In the early days, there was Ithaca vs. Wittenberg, and after that, an unparalleled run by Augustana. After some turmoil, La Crosse and Rowan became powers, followed by the flagship, with a captain named Kehres. Mount Union reigned nearly unchallenged for a decade until other purple powers rose to challenge and--eventually--unseat them.
While words can tell an interesting story about the "elite" teams in Division III, numbers have their own eloquence. Right now, my data only goes back to 1999, so I can't tell you exactly how dominant those Augustana teams of the 80's were, but I can definitely tell you that Mount Union was in a class of their own for much of the first decade of this century.
No team has won a national championship since 1999 without having a rating of greater than 0.995 in my model. In my Methodology page, I say that teams who pass this threshold are legitimate title contenders. In the early 00's, Mount Union was typically the only team to maintain such a rating for most of a season, with other teams usually getting on a roll late in the season to surpass that mark.
Something interesting has been happening the last few years though, more teams are achieving ratings over 0.995, and then maintaining them.
It's pretty easy to figure out which teams were the ones to pass the 0.995 mark each season.
-- 1999-2003 was pretty much exclusively Mount Union & someone else.
-- 2004-2005 was Mount Union, and then equal part Linfield, Mary Hardin-Baylor, and the UW-Whitewater
-- 2006-2011 was UMU and UWW, and the typically one or two other teams
-- 2012-now has been basically every national semifinalist and a few others
This preseason featured seven teams with a 0.995+ rating: Mount Union, UW-Whitewater, St. Thomas, Mary Hardin-Baylor, Linfield, UW-Oshkosh, and St. John's. After their shutout win in Week 1, UW-Platteville joined the group. From the looks of things, all of these teams will likely maintain their stellar ratings for most of the season.
Are the best teams in the country actually getting better, or is something else the cause of the influx at the top?
My ratings are based on a team's opponent-adjusted point spread. The rating is each team's win probability against an average (0.500) team, which itself is a calculation based on the model's long-term standard error in predicting point spreads. A couple things could affect these ratings to explain why we're seeing more elite teams than ever: an influx of startup programs or an increased rate of blowout wins.
Startup programs are all given bad ratings (~0.030). If a lot of startup programs start flooding DIII, it would drag down the average team, and prop up the best teams. To correct for this, I have a yearly adjustment to each team's offensive rating of 0.05 points/game, which keeps the national average at 0.500 (without the adjustment, the average by now would be around 0.475). So that's probably not the problem.

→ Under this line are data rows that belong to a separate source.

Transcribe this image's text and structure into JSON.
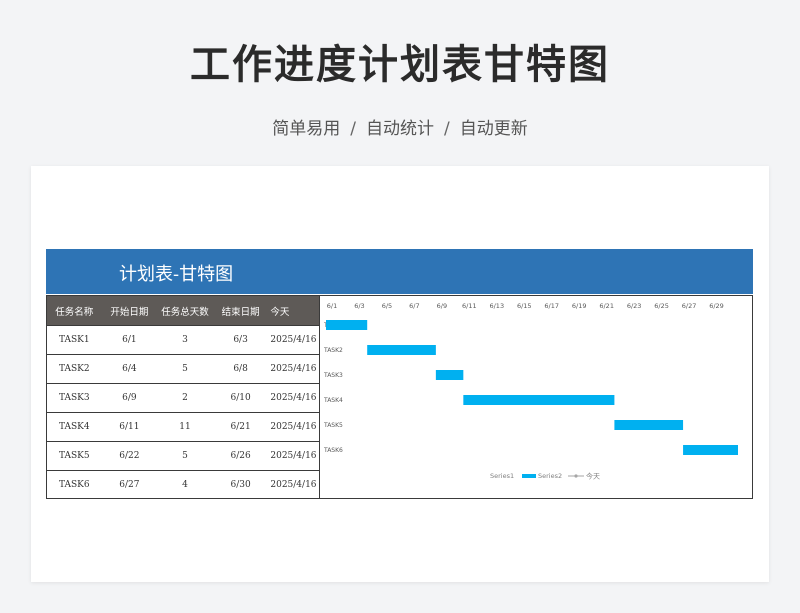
{
  "page": {
    "title": "工作进度计划表甘特图",
    "subtitle_items": [
      "简单易用",
      "自动统计",
      "自动更新"
    ],
    "separator": "/"
  },
  "sheet": {
    "title": "计划表-甘特图",
    "header_color": "#2e74b5"
  },
  "table": {
    "headers": [
      "任务名称",
      "开始日期",
      "任务总天数",
      "结束日期",
      "今天"
    ],
    "rows": [
      [
        "TASK1",
        "6/1",
        "3",
        "6/3",
        "2025/4/16"
      ],
      [
        "TASK2",
        "6/4",
        "5",
        "6/8",
        "2025/4/16"
      ],
      [
        "TASK3",
        "6/9",
        "2",
        "6/10",
        "2025/4/16"
      ],
      [
        "TASK4",
        "6/11",
        "11",
        "6/21",
        "2025/4/16"
      ],
      [
        "TASK5",
        "6/22",
        "5",
        "6/26",
        "2025/4/16"
      ],
      [
        "TASK6",
        "6/27",
        "4",
        "6/30",
        "2025/4/16"
      ]
    ]
  },
  "chart_data": {
    "type": "bar",
    "orientation": "horizontal-stacked",
    "categories": [
      "TASK1",
      "TASK2",
      "TASK3",
      "TASK4",
      "TASK5",
      "TASK6"
    ],
    "x_tick_labels": [
      "6/1",
      "6/3",
      "6/5",
      "6/7",
      "6/9",
      "6/11",
      "6/13",
      "6/15",
      "6/17",
      "6/19",
      "6/21",
      "6/23",
      "6/25",
      "6/27",
      "6/29"
    ],
    "x_range_days": [
      1,
      31
    ],
    "series": [
      {
        "name": "Series1",
        "start_day": [
          1,
          4,
          9,
          11,
          22,
          27
        ],
        "color": "none"
      },
      {
        "name": "Series2",
        "duration_days": [
          3,
          5,
          2,
          11,
          5,
          4
        ],
        "color": "#00b0f0"
      }
    ],
    "legend": {
      "position": "bottom",
      "entries": [
        "Series1",
        "Series2",
        "今天"
      ],
      "today_color": "#a6a6a6"
    },
    "grid": false
  }
}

Blowout wins seems like a likely culprit. If teams are more willing to run up the score now compared to ten years ago, it would definitely be a cause for these ratings to be inflated. Teams are definitely scoring more in general, and with high-tempo offenses being en vogue, it seems likely that blowout wins are becoming more common.
It could be possible for the average margin of victory to remain relatively constant, as we see above, while the frequency of blowouts increases if the number of blowouts was offset by an increase of close games. That's why I also included the standard deviation. If the number of blowouts was truly increasing we would expect to see one of these values on the rise, or both.

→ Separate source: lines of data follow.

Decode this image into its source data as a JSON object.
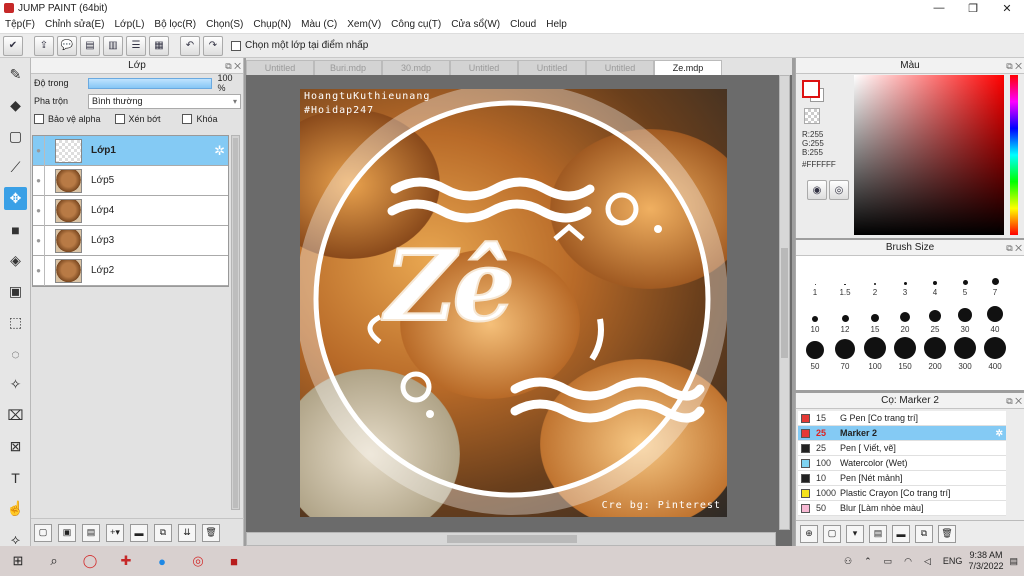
{
  "window": {
    "title": "JUMP PAINT (64bit)"
  },
  "menu": [
    "Tệp(F)",
    "Chỉnh sửa(E)",
    "Lớp(L)",
    "Bộ lọc(R)",
    "Chọn(S)",
    "Chụp(N)",
    "Màu (C)",
    "Xem(V)",
    "Công cụ(T)",
    "Cửa sổ(W)",
    "Cloud",
    "Help"
  ],
  "toolbar": {
    "pick_layer_label": "Chọn một lớp tại điểm nhấp"
  },
  "layer_panel": {
    "title": "Lớp",
    "opacity_label": "Độ trong",
    "opacity_value": "100 %",
    "opacity_fraction": 1.0,
    "blend_label": "Pha trộn",
    "blend_value": "Bình thường",
    "protect_alpha": "Bảo vệ alpha",
    "clipping": "Xén bớt",
    "lock": "Khóa",
    "layers": [
      "Lớp1",
      "Lớp5",
      "Lớp4",
      "Lớp3",
      "Lớp2"
    ]
  },
  "tabs": [
    "Untitled",
    "Buri.mdp",
    "30.mdp",
    "Untitled",
    "Untitled",
    "Untitled",
    "Ze.mdp"
  ],
  "canvas": {
    "watermark_top_1": "HoangtuKuthieunang",
    "watermark_top_2": "#Hoidap247",
    "watermark_bottom": "Cre bg: Pinterest",
    "logo_text": "Zê"
  },
  "color_panel": {
    "title": "Màu",
    "r": "R:255",
    "g": "G:255",
    "b": "B:255",
    "hex": "#FFFFFF"
  },
  "brush_panel": {
    "title": "Brush Size",
    "sizes": [
      "1",
      "1.5",
      "2",
      "3",
      "4",
      "5",
      "7",
      "10",
      "12",
      "15",
      "20",
      "25",
      "30",
      "40",
      "50",
      "70",
      "100",
      "150",
      "200",
      "300",
      "400"
    ]
  },
  "marker_panel": {
    "title": "Cọ: Marker 2",
    "items": [
      {
        "size": "15",
        "name": "G Pen [Co trang trí]",
        "color": "#e53935"
      },
      {
        "size": "25",
        "name": "Marker 2",
        "color": "#e53935"
      },
      {
        "size": "25",
        "name": "Pen [ Viết, vẽ]",
        "color": "#222222"
      },
      {
        "size": "100",
        "name": "Watercolor (Wet)",
        "color": "#7fd3f0"
      },
      {
        "size": "10",
        "name": "Pen [Nét mảnh]",
        "color": "#222222"
      },
      {
        "size": "1000",
        "name": "Plastic Crayon [Co trang trí]",
        "color": "#f5e21b"
      },
      {
        "size": "50",
        "name": "Blur [Làm nhòe màu]",
        "color": "#f7b8d3"
      }
    ]
  },
  "taskbar": {
    "lang": "ENG",
    "time": "9:38 AM",
    "date": "7/3/2022"
  }
}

What's the real cause? I don't know. Maybe the "arms race" for facilities has trickled down enough into the DIII landscape such that rising tuition costs are sending more and more of the best recruits to the only schools who can afford better facilities. Maybe it's an anomaly. Regardless, I think we should just enjoy the season, playoff chase, and national tournament ahead. In my opinion, more teams playing football at an elite level is a good thing.